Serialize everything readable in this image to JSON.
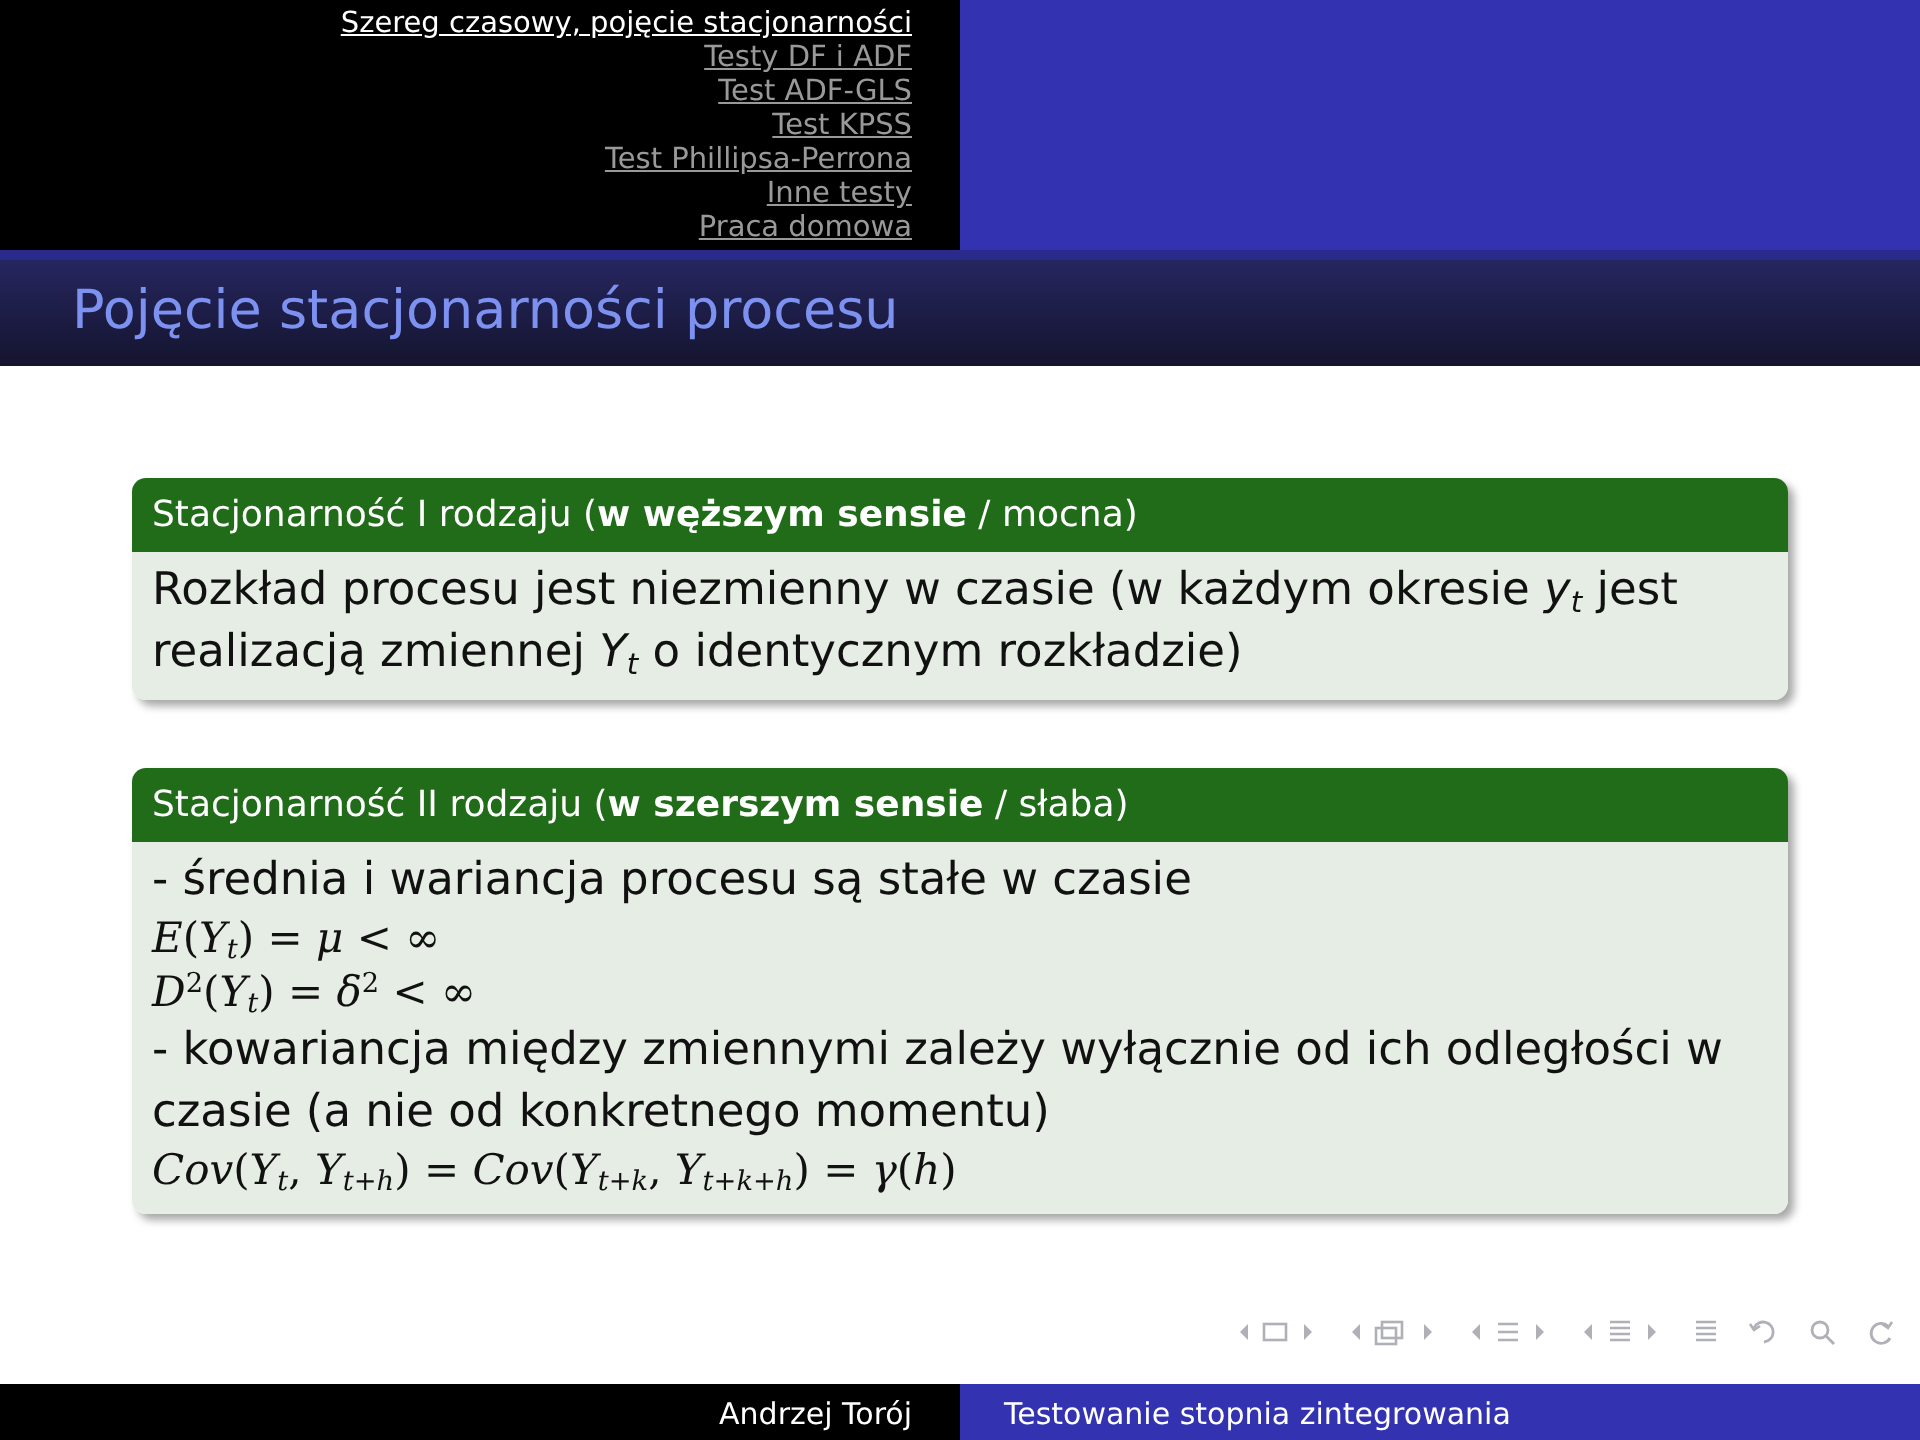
{
  "header": {
    "sections": [
      {
        "label": "Szereg czasowy, pojęcie stacjonarności",
        "selected": true
      },
      {
        "label": "Testy DF i ADF",
        "selected": false
      },
      {
        "label": "Test ADF-GLS",
        "selected": false
      },
      {
        "label": "Test KPSS",
        "selected": false
      },
      {
        "label": "Test Phillipsa-Perrona",
        "selected": false
      },
      {
        "label": "Inne testy",
        "selected": false
      },
      {
        "label": "Praca domowa",
        "selected": false
      }
    ]
  },
  "frame_title": "Pojęcie stacjonarności procesu",
  "blocks": [
    {
      "title": "Stacjonarność I rodzaju (**w węższym sensie** / mocna)",
      "lines": [
        {
          "kind": "text",
          "text": "Rozkład procesu jest niezmienny w czasie (w każdym okresie *y*$_{t}$ jest realizacją zmiennej *Y*$_{t}$ o identycznym rozkładzie)"
        }
      ]
    },
    {
      "title": "Stacjonarność II rodzaju (**w szerszym sensie** / słaba)",
      "lines": [
        {
          "kind": "text",
          "text": "- średnia i wariancja procesu są stałe w czasie"
        },
        {
          "kind": "formula",
          "text": "*E*(*Y*$_{t}$) = *μ* < ∞"
        },
        {
          "kind": "formula",
          "text": "*D*$^{2}$(*Y*$_{t}$) = *δ*$^{2}$ < ∞"
        },
        {
          "kind": "text",
          "text": "- kowariancja między zmiennymi zależy wyłącznie od ich odległości w czasie (a nie od konkretnego momentu)"
        },
        {
          "kind": "formula",
          "text": "*Cov*(*Y*$_{t}$, *Y*$_{t+h}$) = *Cov*(*Y*$_{t+k}$, *Y*$_{t+k+h}$) = *γ*(*h*)"
        }
      ]
    }
  ],
  "footer": {
    "author": "Andrzej Torój",
    "title": "Testowanie stopnia zintegrowania"
  }
}
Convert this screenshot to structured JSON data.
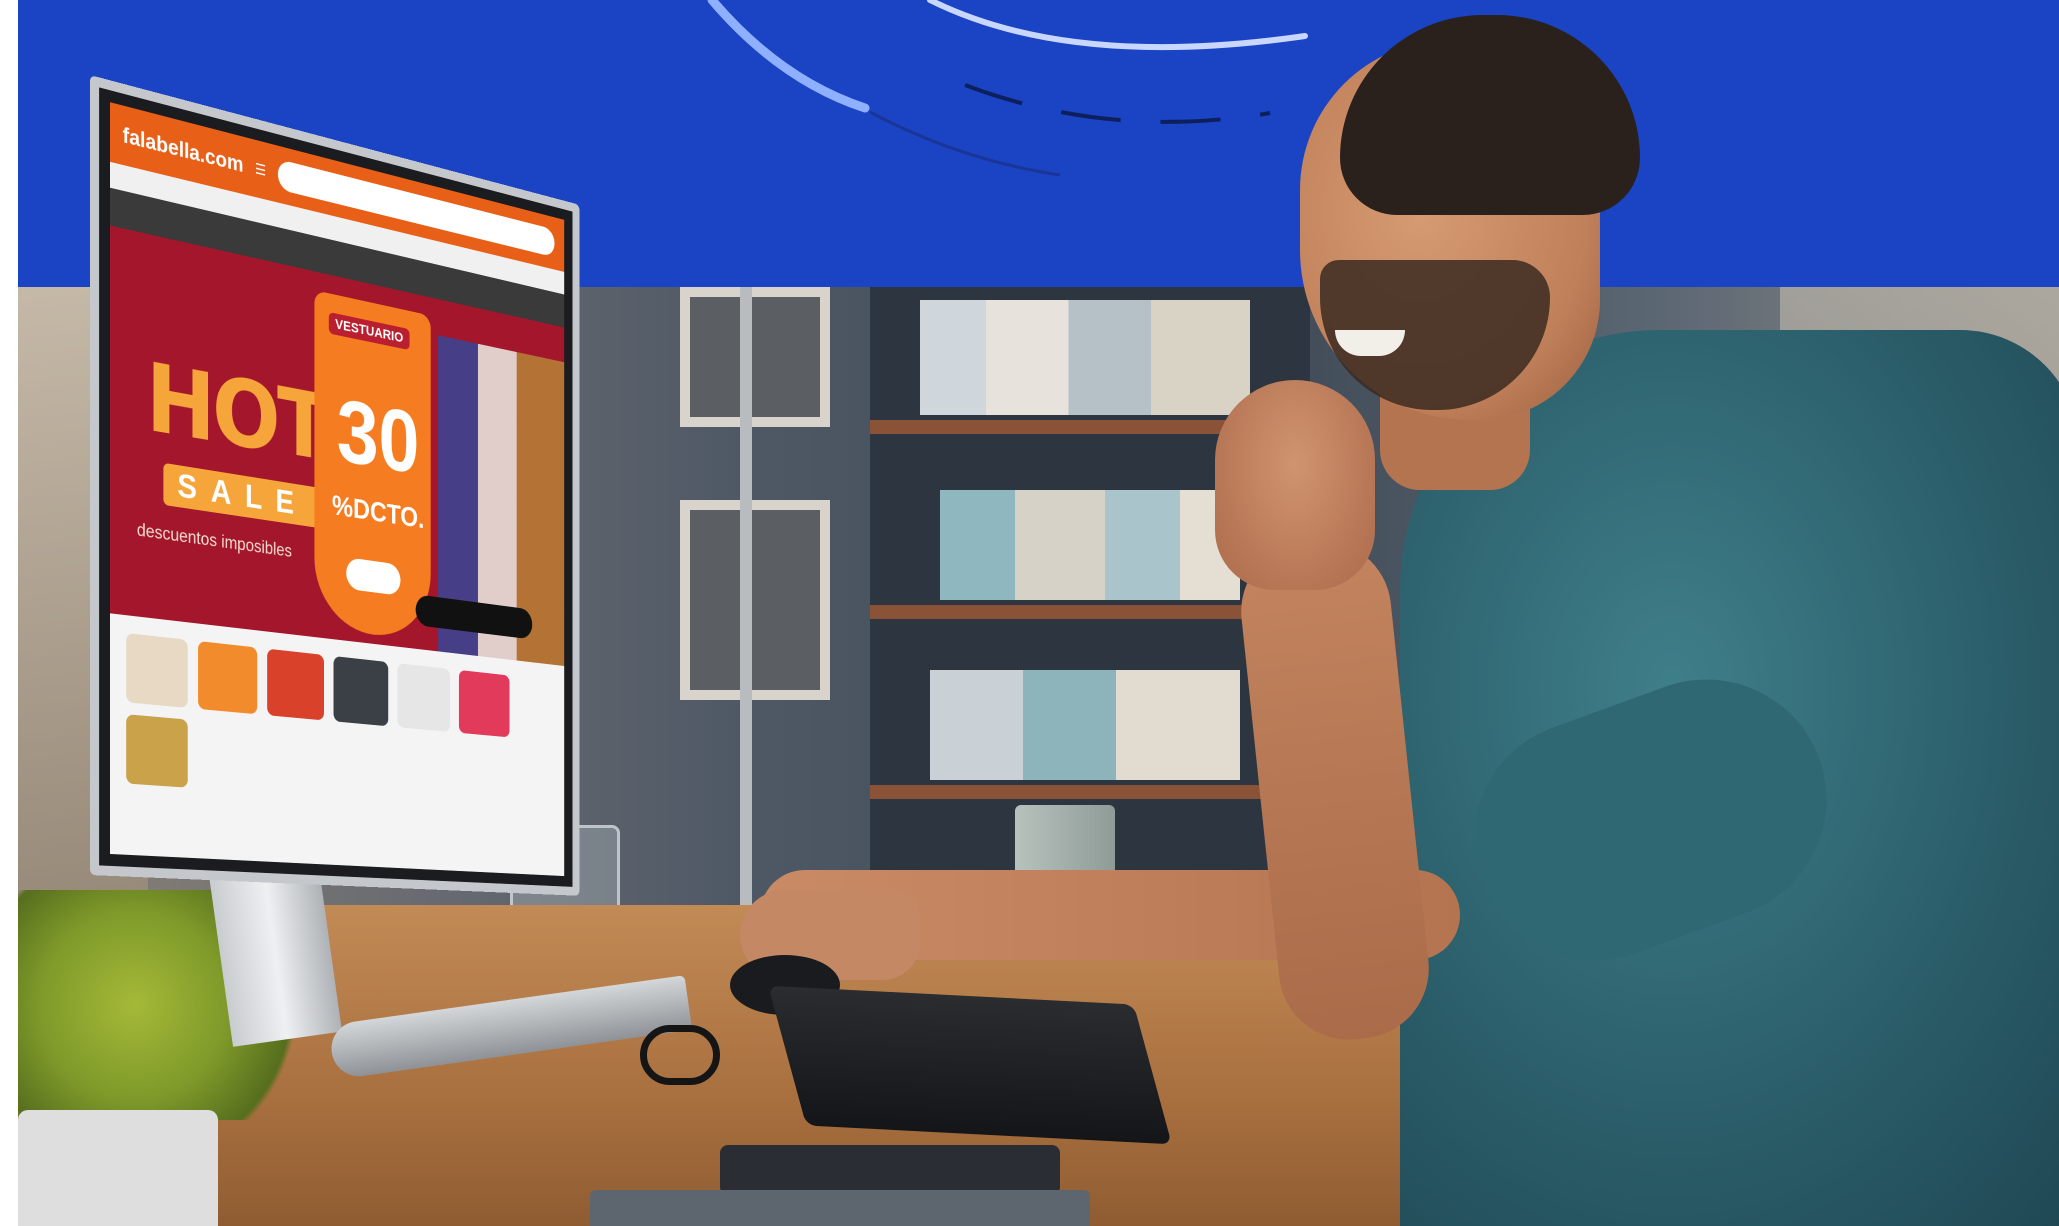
{
  "banner": {
    "brand_color": "#1a44c4"
  },
  "monitor_site": {
    "logo": "falabella.com",
    "hot": "HOT",
    "sale": "SALE",
    "subtitle": "descuentos imposibles",
    "tag": "VESTUARIO",
    "discount_number": "30",
    "discount_text": "%DCTO."
  },
  "colors": {
    "accent_orange": "#e85f18",
    "banner_red": "#a3162b",
    "shirt_teal": "#2b5f6b"
  }
}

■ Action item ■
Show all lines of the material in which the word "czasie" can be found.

■ Answer ■
          "text": "Rozkład procesu jest niezmienny w czasie (w każdym okresie *y*$_{t}$ jest realizacją zmiennej *Y*$_{t}$ o identycznym rozkładzie)"
          "text": "- średnia i wariancja procesu są stałe w czasie"
          "text": "- kowariancja między zmiennymi zależy wyłącznie od ich odległości w czasie (a nie od konkretnego momentu)"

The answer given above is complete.